(Dataset items)
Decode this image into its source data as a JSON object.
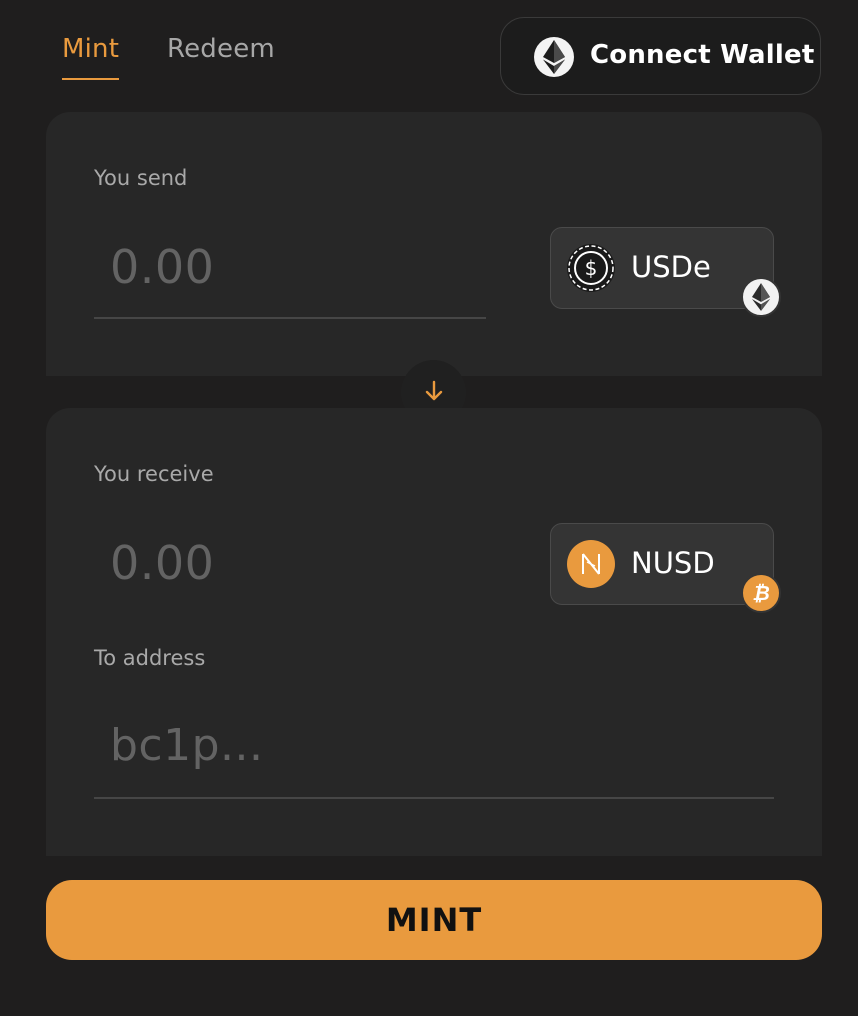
{
  "tabs": {
    "mint": "Mint",
    "redeem": "Redeem"
  },
  "wallet": {
    "connect_label": "Connect Wallet",
    "icon": "ethereum-icon"
  },
  "send": {
    "label": "You send",
    "amount_placeholder": "0.00",
    "token": "USDe",
    "token_icon": "usde-icon",
    "chain_icon": "ethereum-icon"
  },
  "swap": {
    "icon": "arrow-down-icon"
  },
  "receive": {
    "label": "You receive",
    "amount_placeholder": "0.00",
    "token": "NUSD",
    "token_icon": "nusd-icon",
    "chain_icon": "bitcoin-icon",
    "address_label": "To address",
    "address_placeholder": "bc1p..."
  },
  "action": {
    "mint_label": "MINT"
  },
  "colors": {
    "accent": "#e99a3e",
    "background": "#1f1e1e",
    "panel": "#272727"
  }
}
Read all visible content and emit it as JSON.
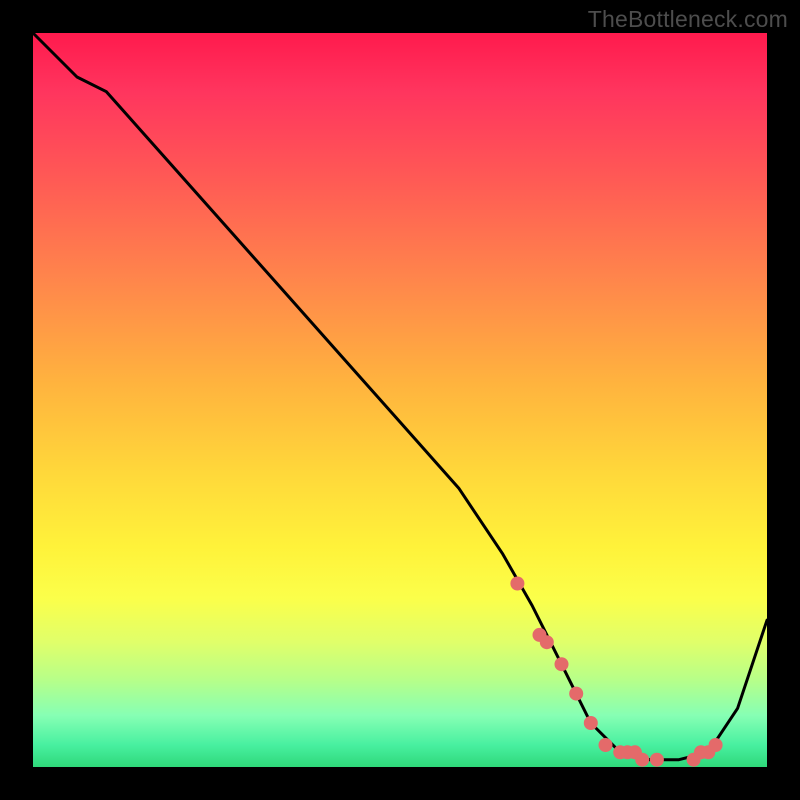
{
  "watermark": "TheBottleneck.com",
  "chart_data": {
    "type": "line",
    "title": "",
    "xlabel": "",
    "ylabel": "",
    "xlim": [
      0,
      100
    ],
    "ylim": [
      0,
      100
    ],
    "series": [
      {
        "name": "bottleneck-curve",
        "x": [
          0,
          6,
          10,
          18,
          26,
          34,
          42,
          50,
          58,
          64,
          68,
          72,
          76,
          80,
          84,
          88,
          92,
          96,
          100
        ],
        "values": [
          100,
          94,
          92,
          83,
          74,
          65,
          56,
          47,
          38,
          29,
          22,
          14,
          6,
          2,
          1,
          1,
          2,
          8,
          20
        ]
      }
    ],
    "markers": {
      "name": "highlight-dots",
      "color": "#e46a6a",
      "x": [
        66,
        69,
        70,
        72,
        74,
        76,
        78,
        80,
        81,
        82,
        83,
        85,
        90,
        91,
        92,
        93
      ],
      "values": [
        25,
        18,
        17,
        14,
        10,
        6,
        3,
        2,
        2,
        2,
        1,
        1,
        1,
        2,
        2,
        3
      ]
    }
  }
}
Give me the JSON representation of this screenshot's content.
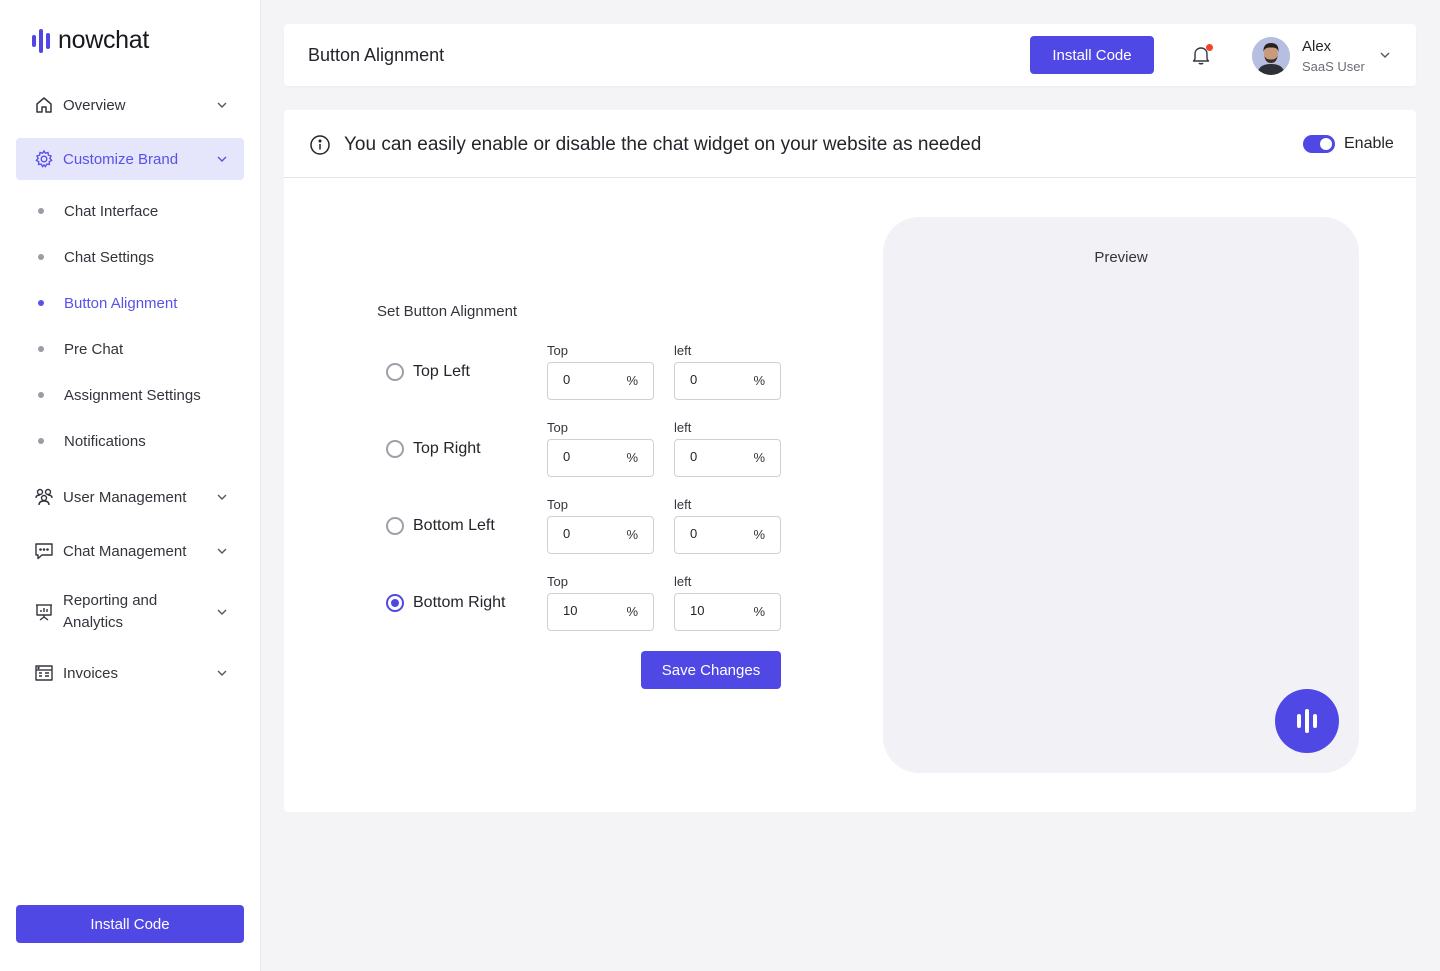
{
  "brand": {
    "name": "nowchat",
    "accent": "#5048e5"
  },
  "sidebar": {
    "items": [
      {
        "label": "Overview",
        "icon": "home-icon"
      },
      {
        "label": "Customize Brand",
        "icon": "gear-icon",
        "active": true
      },
      {
        "label": "User Management",
        "icon": "users-icon"
      },
      {
        "label": "Chat Management",
        "icon": "chat-icon"
      },
      {
        "label": "Reporting and Analytics",
        "icon": "presentation-chart-icon"
      },
      {
        "label": "Invoices",
        "icon": "invoice-icon"
      }
    ],
    "sub_items": [
      {
        "label": "Chat Interface"
      },
      {
        "label": "Chat Settings"
      },
      {
        "label": "Button Alignment",
        "active": true
      },
      {
        "label": "Pre Chat"
      },
      {
        "label": "Assignment Settings"
      },
      {
        "label": "Notifications"
      }
    ],
    "install_label": "Install Code"
  },
  "header": {
    "title": "Button Alignment",
    "install_label": "Install Code",
    "user": {
      "name": "Alex",
      "role": "SaaS User"
    }
  },
  "widget": {
    "info_text": "You can easily enable or disable the chat widget on your website as needed",
    "toggle_label": "Enable",
    "enabled": true
  },
  "alignment": {
    "title": "Set Button Alignment",
    "unit": "%",
    "options": [
      {
        "label": "Top Left",
        "checked": false,
        "top_label": "Top",
        "left_label": "left",
        "top": "0",
        "left": "0"
      },
      {
        "label": "Top Right",
        "checked": false,
        "top_label": "Top",
        "left_label": "left",
        "top": "0",
        "left": "0"
      },
      {
        "label": "Bottom Left",
        "checked": false,
        "top_label": "Top",
        "left_label": "left",
        "top": "0",
        "left": "0"
      },
      {
        "label": "Bottom Right",
        "checked": true,
        "top_label": "Top",
        "left_label": "left",
        "top": "10",
        "left": "10"
      }
    ],
    "save_label": "Save Changes"
  },
  "preview": {
    "title": "Preview"
  }
}
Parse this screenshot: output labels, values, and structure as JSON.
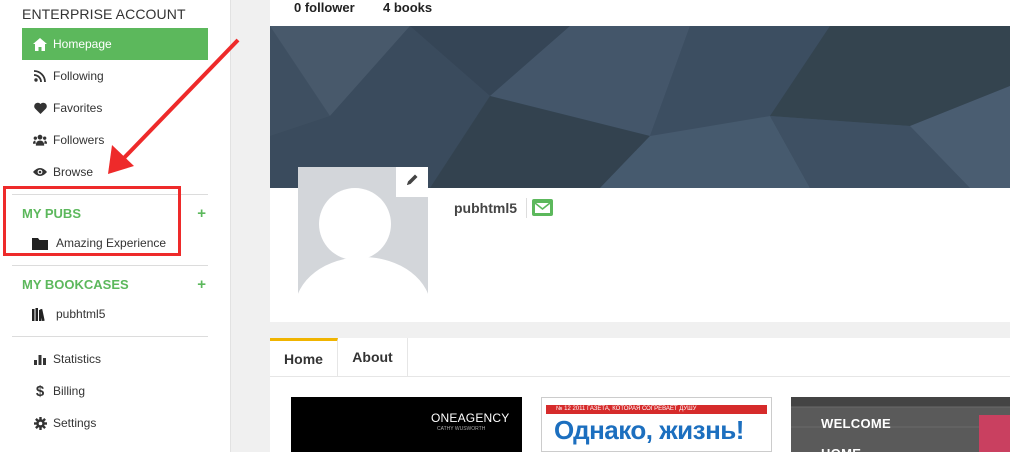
{
  "sidebar": {
    "account_title": "ENTERPRISE ACCOUNT",
    "nav": [
      {
        "label": "Homepage",
        "icon": "home-icon",
        "active": true
      },
      {
        "label": "Following",
        "icon": "rss-icon"
      },
      {
        "label": "Favorites",
        "icon": "heart-icon"
      },
      {
        "label": "Followers",
        "icon": "users-icon"
      },
      {
        "label": "Browse",
        "icon": "eye-icon"
      }
    ],
    "my_pubs": {
      "title": "MY PUBS",
      "add": "+",
      "items": [
        {
          "label": "Amazing Experience",
          "icon": "folder-icon"
        }
      ]
    },
    "my_bookcases": {
      "title": "MY BOOKCASES",
      "add": "+",
      "items": [
        {
          "label": "pubhtml5",
          "icon": "bookcase-icon"
        }
      ]
    },
    "bottom_nav": [
      {
        "label": "Statistics",
        "icon": "bar-chart-icon"
      },
      {
        "label": "Billing",
        "icon": "dollar-icon"
      },
      {
        "label": "Settings",
        "icon": "gear-icon"
      }
    ]
  },
  "stats": {
    "followers": "0 follower",
    "books": "4 books"
  },
  "profile": {
    "username": "pubhtml5"
  },
  "tabs": [
    "Home",
    "About"
  ],
  "books": [
    {
      "title": "ONEAGENCY",
      "subtitle": "CATHY WUSWORTH"
    },
    {
      "title": "Однако, жизнь!",
      "header": "№ 12 2011  ГАЗЕТА, КОТОРАЯ СОГРЕВАЕТ ДУШУ"
    },
    {
      "title": "WELCOME HOME"
    }
  ],
  "colors": {
    "accent": "#5cb85c",
    "tab_active": "#f0b400",
    "annotation": "#ee2a2a",
    "banner": "#3e4f61"
  }
}
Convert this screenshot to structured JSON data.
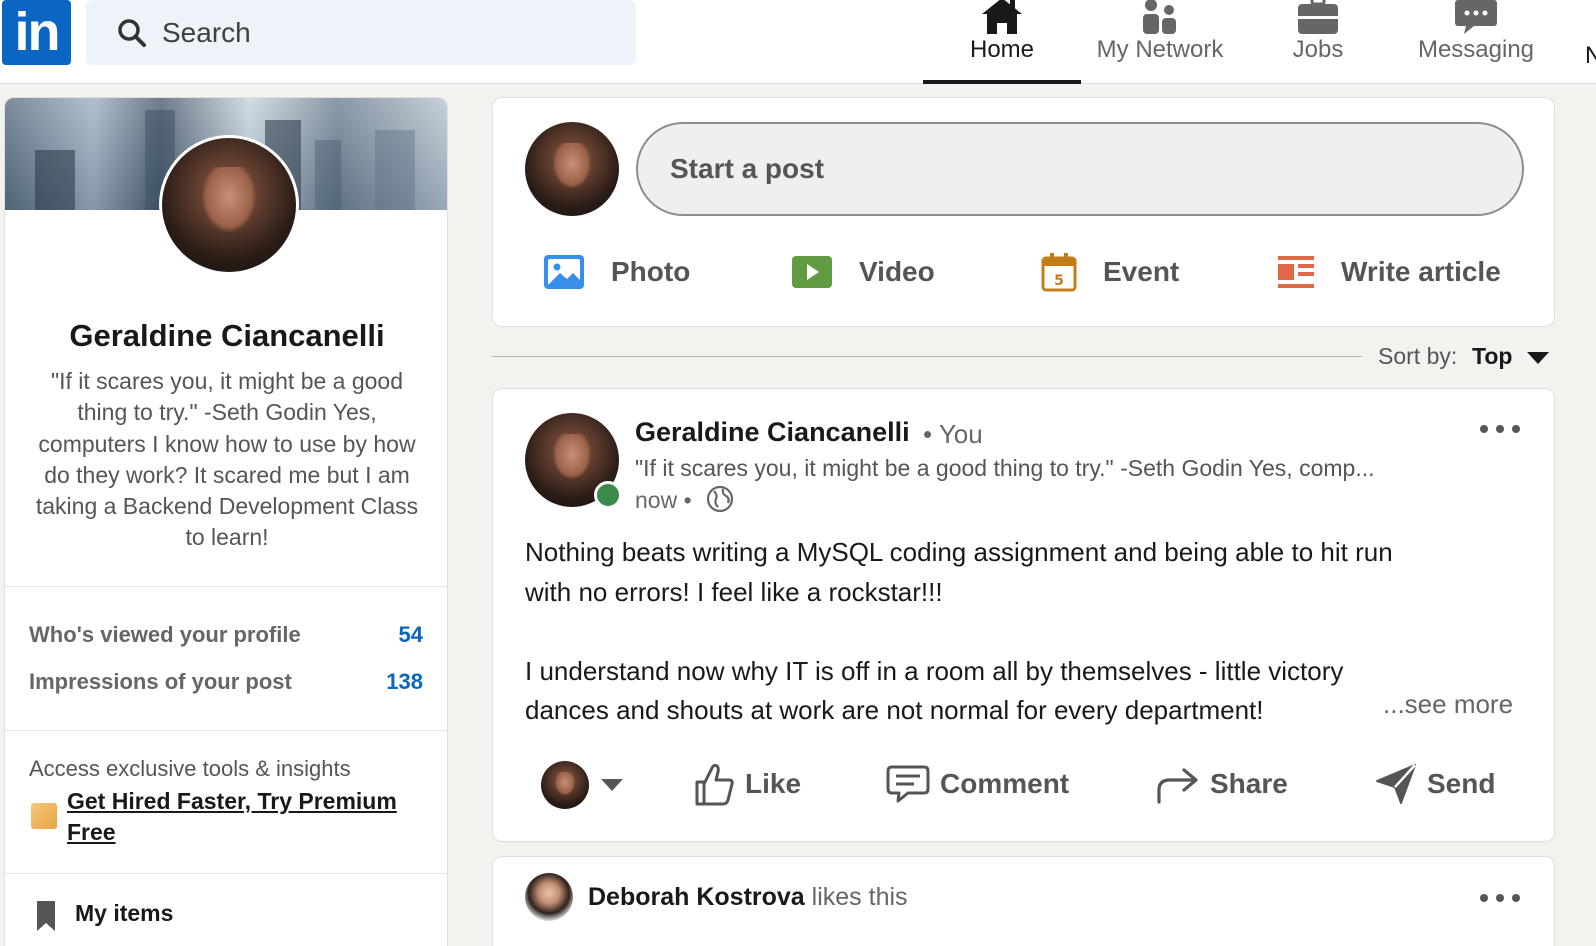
{
  "header": {
    "logo_text": "in",
    "search_placeholder": "Search",
    "nav": [
      {
        "label": "Home",
        "icon": "home-icon",
        "active": true
      },
      {
        "label": "My Network",
        "icon": "network-icon"
      },
      {
        "label": "Jobs",
        "icon": "briefcase-icon"
      },
      {
        "label": "Messaging",
        "icon": "chat-bubble-icon"
      }
    ],
    "nav_overflow": "N"
  },
  "profile": {
    "name": "Geraldine Ciancanelli",
    "headline": "\"If it scares you, it might be a good thing to try.\" -Seth Godin Yes, computers I know how to use by how do they work? It scared me but I am taking a Backend Development Class to learn!",
    "stats": [
      {
        "label": "Who's viewed your profile",
        "value": "54"
      },
      {
        "label": "Impressions of your post",
        "value": "138"
      }
    ],
    "premium_note": "Access exclusive tools & insights",
    "premium_link": "Get Hired Faster, Try Premium Free",
    "my_items": "My items"
  },
  "composer": {
    "placeholder": "Start a post",
    "actions": [
      {
        "label": "Photo",
        "icon": "photo-icon",
        "color": "#378fe9"
      },
      {
        "label": "Video",
        "icon": "video-icon",
        "color": "#5f9b41"
      },
      {
        "label": "Event",
        "icon": "calendar-icon",
        "color": "#c37d16",
        "badge": "5"
      },
      {
        "label": "Write article",
        "icon": "article-icon",
        "color": "#e06847"
      }
    ]
  },
  "sort": {
    "label": "Sort by:",
    "value": "Top"
  },
  "post": {
    "author": "Geraldine Ciancanelli",
    "relation": "• You",
    "headline": "\"If it scares you, it might be a good thing to try.\" -Seth Godin Yes, comp...",
    "time": "now •",
    "body": [
      "Nothing beats writing a MySQL coding assignment and being able to hit run",
      "with no errors! I feel like a rockstar!!!",
      "I understand now why IT is off in a room all by themselves - little victory",
      "dances and shouts at work are not normal for every department!"
    ],
    "see_more": "...see more",
    "actions": [
      "Like",
      "Comment",
      "Share",
      "Send"
    ]
  },
  "next_post": {
    "name": "Deborah Kostrova",
    "text": "likes this"
  },
  "colors": {
    "brand": "#0a66c2",
    "background": "#f4f2ee",
    "online": "#3c8a4a"
  }
}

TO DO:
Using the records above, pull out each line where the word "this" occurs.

TASK ANSWER:
Decode this image into its source data as a JSON object.
Give me the JSON representation of this screenshot's content.
Parse this screenshot: output labels, values, and structure as JSON.
Convert this screenshot to structured JSON data.
    "text": "likes this"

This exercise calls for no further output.